[Stored records]
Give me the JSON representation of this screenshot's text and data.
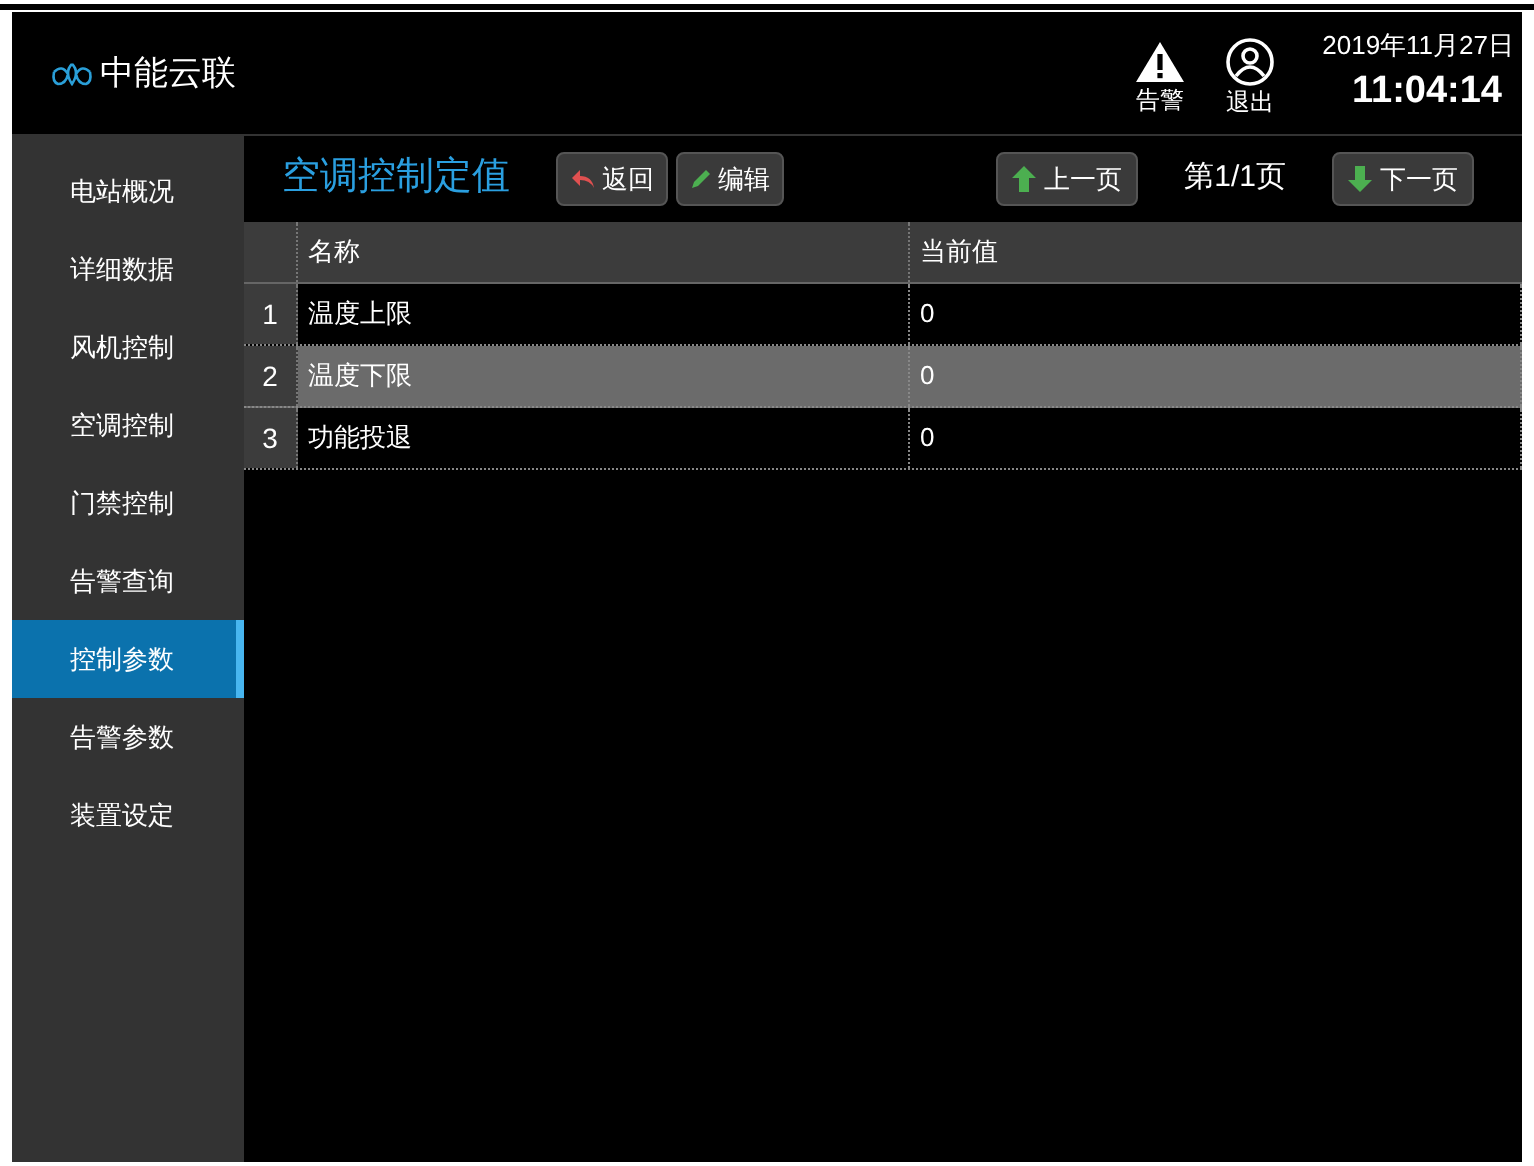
{
  "header": {
    "logo_text": "中能云联",
    "alarm_label": "告警",
    "logout_label": "退出",
    "date": "2019年11月27日",
    "time": "11:04:14"
  },
  "sidebar": {
    "items": [
      {
        "label": "电站概况",
        "selected": false
      },
      {
        "label": "详细数据",
        "selected": false
      },
      {
        "label": "风机控制",
        "selected": false
      },
      {
        "label": "空调控制",
        "selected": false
      },
      {
        "label": "门禁控制",
        "selected": false
      },
      {
        "label": "告警查询",
        "selected": false
      },
      {
        "label": "控制参数",
        "selected": true
      },
      {
        "label": "告警参数",
        "selected": false
      },
      {
        "label": "装置设定",
        "selected": false
      }
    ]
  },
  "toolbar": {
    "title": "空调控制定值",
    "back_button": "返回",
    "edit_button": "编辑",
    "prev_button": "上一页",
    "page_indicator": "第1/1页",
    "next_button": "下一页"
  },
  "table": {
    "columns": [
      "名称",
      "当前值"
    ],
    "rows": [
      {
        "index": "1",
        "name": "温度上限",
        "value": "0",
        "selected": false
      },
      {
        "index": "2",
        "name": "温度下限",
        "value": "0",
        "selected": true
      },
      {
        "index": "3",
        "name": "功能投退",
        "value": "0",
        "selected": false
      }
    ]
  }
}
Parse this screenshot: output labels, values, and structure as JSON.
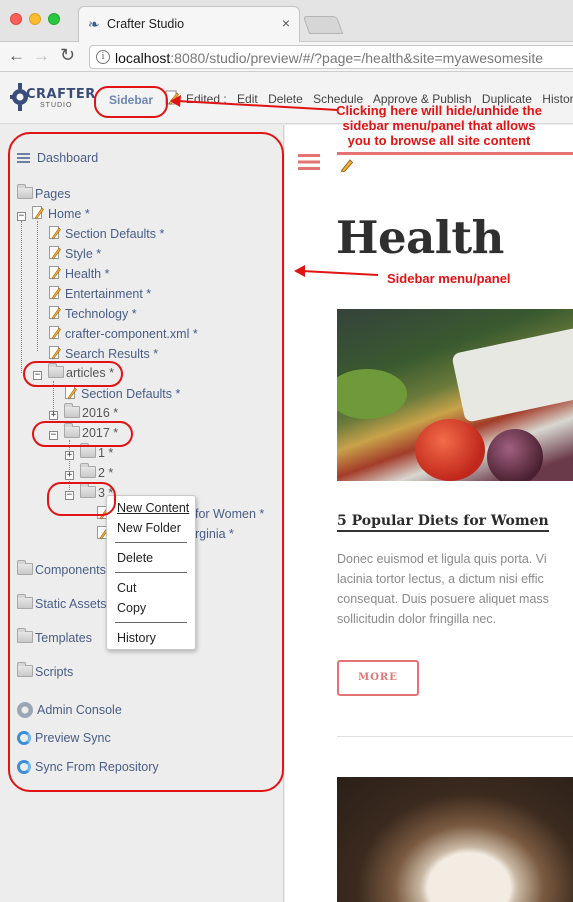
{
  "browser": {
    "tab_title": "Crafter Studio",
    "tab_close": "×",
    "url_host": "localhost",
    "url_rest": ":8080/studio/preview/#/?page=/health&site=myawesomesite",
    "info_icon": "i"
  },
  "studio_toolbar": {
    "logo_text": "CRAFTER",
    "logo_sub": "STUDIO",
    "sidebar_toggle": "Sidebar",
    "edited_label": "Edited :",
    "actions": [
      "Edit",
      "Delete",
      "Schedule",
      "Approve & Publish",
      "Duplicate",
      "History"
    ]
  },
  "annotations": {
    "sidebar_toggle_note": "Clicking here will hide/unhide the sidebar menu/panel that allows you to browse all site content",
    "sidebar_panel_note": "Sidebar menu/panel",
    "accent_color": "#e01414"
  },
  "sidebar": {
    "dashboard": "Dashboard",
    "pages": "Pages",
    "home": "Home *",
    "home_children": [
      "Section Defaults *",
      "Style *",
      "Health *",
      "Entertainment *",
      "Technology *",
      "crafter-component.xml *",
      "Search Results *"
    ],
    "articles": "articles *",
    "articles_section_defaults": "Section Defaults *",
    "year_2016": "2016 *",
    "year_2017": "2017 *",
    "month_1": "1 *",
    "month_2": "2 *",
    "month_3": "3 *",
    "month3_child_1": "for Women *",
    "month3_child_2": "rginia *",
    "components": "Components",
    "static_assets": "Static Assets",
    "templates": "Templates",
    "scripts": "Scripts",
    "admin_console": "Admin Console",
    "preview_sync": "Preview Sync",
    "sync_from_repository": "Sync From Repository",
    "expand_symbol": "+",
    "collapse_symbol": "−"
  },
  "context_menu": {
    "items": [
      "New Content",
      "New Folder",
      "Delete",
      "Cut",
      "Copy",
      "History"
    ]
  },
  "preview": {
    "page_title": "Health",
    "article_title": "5 Popular Diets for Women",
    "excerpt_lines": [
      "Donec euismod et ligula quis porta. Vi",
      "lacinia tortor lectus, a dictum nisi effic",
      "consequat. Duis posuere aliquet mass",
      "sollicitudin dolor fringilla nec."
    ],
    "more_button": "MORE",
    "accent_color": "#e57373"
  }
}
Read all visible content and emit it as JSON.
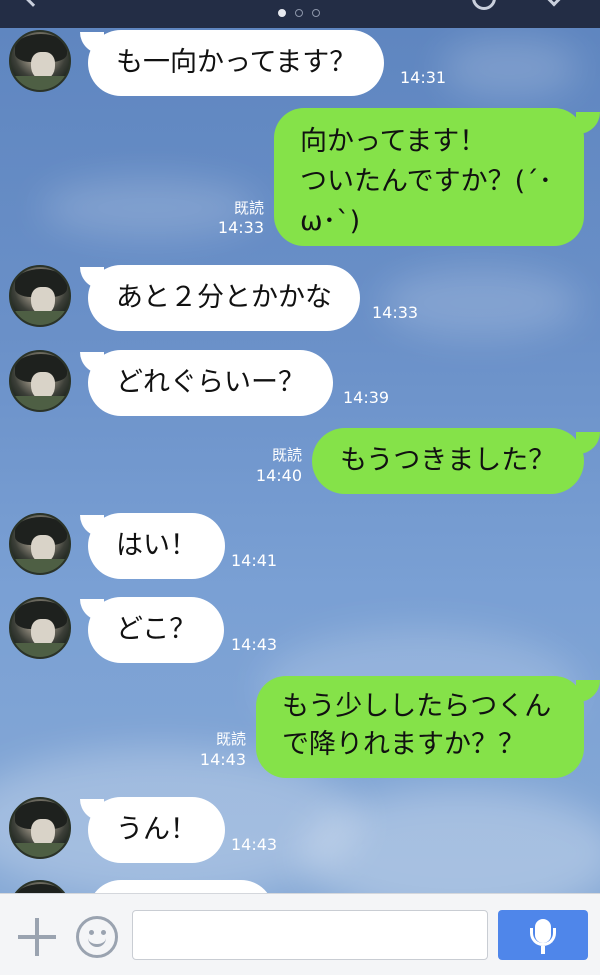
{
  "colors": {
    "header": "#232d45",
    "incoming_bubble": "#ffffff",
    "outgoing_bubble": "#85e249",
    "send_button": "#4f86ea"
  },
  "header": {
    "icons": [
      "back-icon",
      "page-dots-icon",
      "circle-icon",
      "chevron-icon"
    ],
    "page_indicator": {
      "count": 3,
      "active": 1
    }
  },
  "messages": [
    {
      "side": "in",
      "text": "も一向かってます？",
      "time": "14:31"
    },
    {
      "side": "out",
      "text": "向かってます！\nついたんですか？(´･ω･`)",
      "time": "14:33",
      "read": "既読"
    },
    {
      "side": "in",
      "text": "あと２分とかかな",
      "time": "14:33"
    },
    {
      "side": "in",
      "text": "どれぐらいー？",
      "time": "14:39"
    },
    {
      "side": "out",
      "text": "もうつきました？",
      "time": "14:40",
      "read": "既読"
    },
    {
      "side": "in",
      "text": "はい！",
      "time": "14:41"
    },
    {
      "side": "in",
      "text": "どこ？",
      "time": "14:43"
    },
    {
      "side": "out",
      "text": "もう少ししたらつくん\nで降りれますか？？",
      "time": "14:43",
      "read": "既読"
    },
    {
      "side": "in",
      "text": "うん！",
      "time": "14:43"
    }
  ],
  "input_bar": {
    "icons": [
      "plus-icon",
      "emoji-icon",
      "microphone-icon"
    ],
    "input_value": "",
    "input_placeholder": ""
  }
}
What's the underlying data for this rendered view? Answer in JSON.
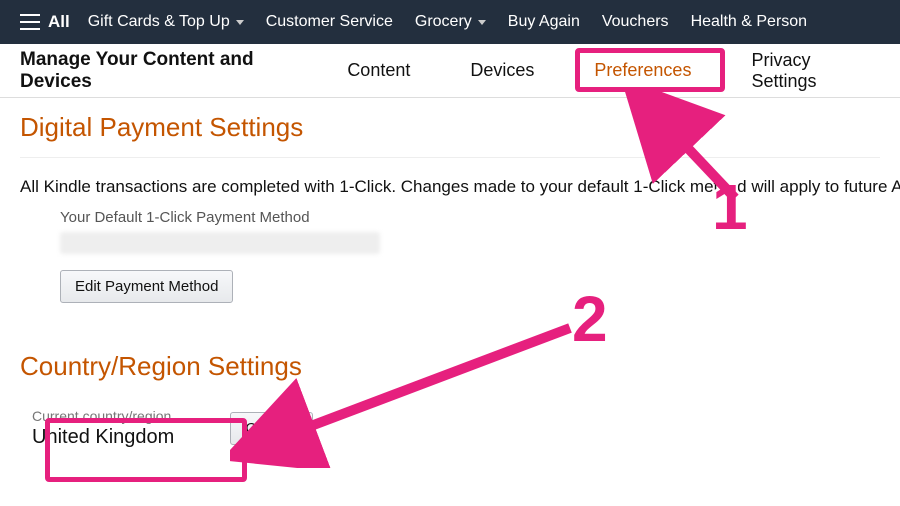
{
  "topnav": {
    "all": "All",
    "items": [
      "Gift Cards & Top Up",
      "Customer Service",
      "Grocery",
      "Buy Again",
      "Vouchers",
      "Health & Person"
    ]
  },
  "subnav": {
    "title": "Manage Your Content and Devices",
    "tabs": [
      "Content",
      "Devices",
      "Preferences",
      "Privacy Settings"
    ],
    "active_index": 2
  },
  "payment": {
    "heading": "Digital Payment Settings",
    "blurb": "All Kindle transactions are completed with 1-Click. Changes made to your default 1-Click method will apply to future Am",
    "default_label": "Your Default 1-Click Payment Method",
    "edit_button": "Edit Payment Method"
  },
  "region": {
    "heading": "Country/Region Settings",
    "label": "Current country/region",
    "value": "United Kingdom",
    "change_button": "Change"
  },
  "annotations": {
    "step1": "1",
    "step2": "2"
  }
}
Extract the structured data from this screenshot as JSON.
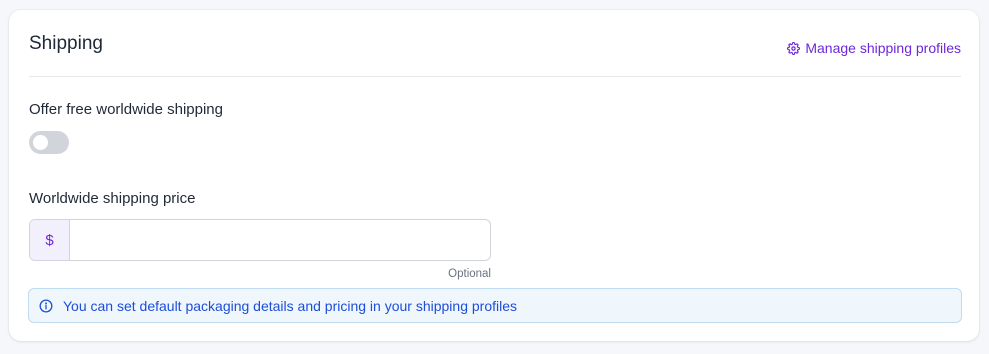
{
  "section": {
    "title": "Shipping",
    "manage_link_label": "Manage shipping profiles",
    "manage_link_icon": "gear-icon"
  },
  "free_shipping": {
    "label": "Offer free worldwide shipping",
    "enabled": false
  },
  "price": {
    "label": "Worldwide shipping price",
    "currency_symbol": "$",
    "value": "",
    "placeholder": "",
    "hint": "Optional"
  },
  "info": {
    "icon": "info-icon",
    "text": "You can set default packaging details and pricing in your shipping profiles"
  },
  "colors": {
    "accent": "#6d28d9",
    "info_text": "#1d4ed8",
    "info_bg": "#eff6fc",
    "toggle_off": "#d1d5db"
  }
}
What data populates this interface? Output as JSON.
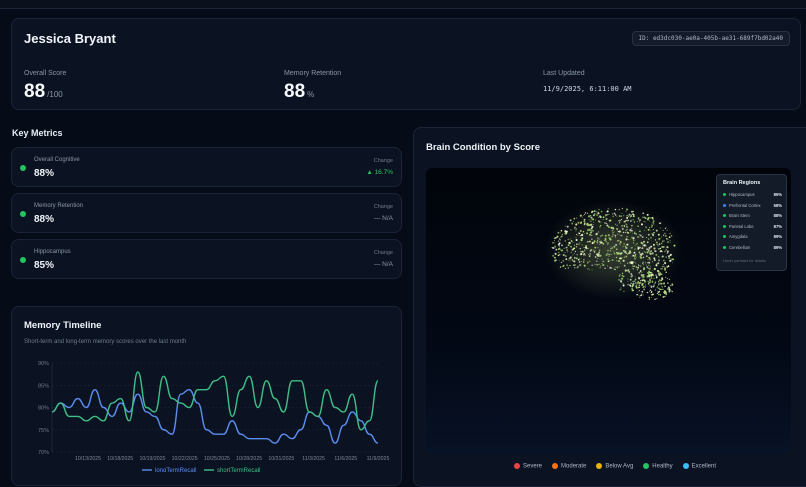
{
  "patient": {
    "name": "Jessica Bryant",
    "id": "ID: ed3dc030-ae0a-405b-ae31-689f7bd02a40"
  },
  "stats": {
    "overall_label": "Overall Score",
    "overall_value": "88",
    "overall_unit": "/100",
    "retention_label": "Memory Retention",
    "retention_value": "88",
    "retention_unit": "%",
    "updated_label": "Last Updated",
    "updated_value": "11/9/2025, 6:11:00 AM"
  },
  "key_metrics": {
    "title": "Key Metrics",
    "items": [
      {
        "label": "Overall Cognitive",
        "value": "88%",
        "change_label": "Change",
        "change_value": "▲ 16.7%"
      },
      {
        "label": "Memory Retention",
        "value": "88%",
        "change_label": "Change",
        "change_value": "— N/A"
      },
      {
        "label": "Hippocampus",
        "value": "85%",
        "change_label": "Change",
        "change_value": "— N/A"
      }
    ]
  },
  "timeline": {
    "title": "Memory Timeline",
    "subtitle": "Short-term and long-term memory scores over the last month"
  },
  "chart_data": {
    "type": "line",
    "title": "Memory Timeline",
    "x": [
      "10/13/2025",
      "10/18/2025",
      "10/19/2025",
      "10/22/2025",
      "10/25/2025",
      "10/28/2025",
      "10/31/2025",
      "11/3/2025",
      "11/6/2025",
      "11/9/2025"
    ],
    "ylim": [
      70,
      90
    ],
    "yticks": [
      "90%",
      "85%",
      "80%",
      "75%",
      "70%"
    ],
    "legend": [
      "longTermRecall",
      "shortTermRecall"
    ],
    "series": [
      {
        "name": "longTermRecall",
        "color": "#5b8def",
        "values": [
          79,
          81,
          80,
          82,
          80,
          84,
          80,
          78,
          81,
          79,
          83,
          79,
          78,
          75,
          74,
          83,
          84,
          81,
          75,
          74,
          74,
          77,
          74,
          73,
          73,
          73,
          72,
          74,
          73,
          75,
          79,
          78,
          76,
          72,
          76,
          79,
          77,
          74,
          72
        ]
      },
      {
        "name": "shortTermRecall",
        "color": "#3fbf86",
        "values": [
          79,
          81,
          78,
          78,
          77,
          78,
          77,
          81,
          82,
          77,
          88,
          80,
          79,
          87,
          82,
          81,
          80,
          84,
          84,
          86,
          87,
          78,
          84,
          87,
          80,
          86,
          82,
          79,
          86,
          86,
          79,
          78,
          84,
          80,
          79,
          83,
          75,
          77,
          86
        ]
      }
    ],
    "grid": true
  },
  "brain": {
    "title": "Brain Condition by Score",
    "panel_title": "Brain Regions",
    "regions": [
      {
        "name": "Hippocampus",
        "score": "85%",
        "color": "#22c55e"
      },
      {
        "name": "Prefrontal Cortex",
        "score": "58%",
        "color": "#3b82f6"
      },
      {
        "name": "Brain Stem",
        "score": "88%",
        "color": "#22c55e"
      },
      {
        "name": "Parietal Lobe",
        "score": "87%",
        "color": "#22c55e"
      },
      {
        "name": "Amygdala",
        "score": "89%",
        "color": "#22c55e"
      },
      {
        "name": "Cerebellum",
        "score": "89%",
        "color": "#22c55e"
      }
    ],
    "hint": "Hover particles for details",
    "legend": [
      {
        "label": "Severe",
        "color": "#ef4444"
      },
      {
        "label": "Moderate",
        "color": "#f97316"
      },
      {
        "label": "Below Avg",
        "color": "#eab308"
      },
      {
        "label": "Healthy",
        "color": "#22c55e"
      },
      {
        "label": "Excellent",
        "color": "#38bdf8"
      }
    ]
  }
}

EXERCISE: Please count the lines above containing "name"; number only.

ANSWER TO THIS EXERCISE: 12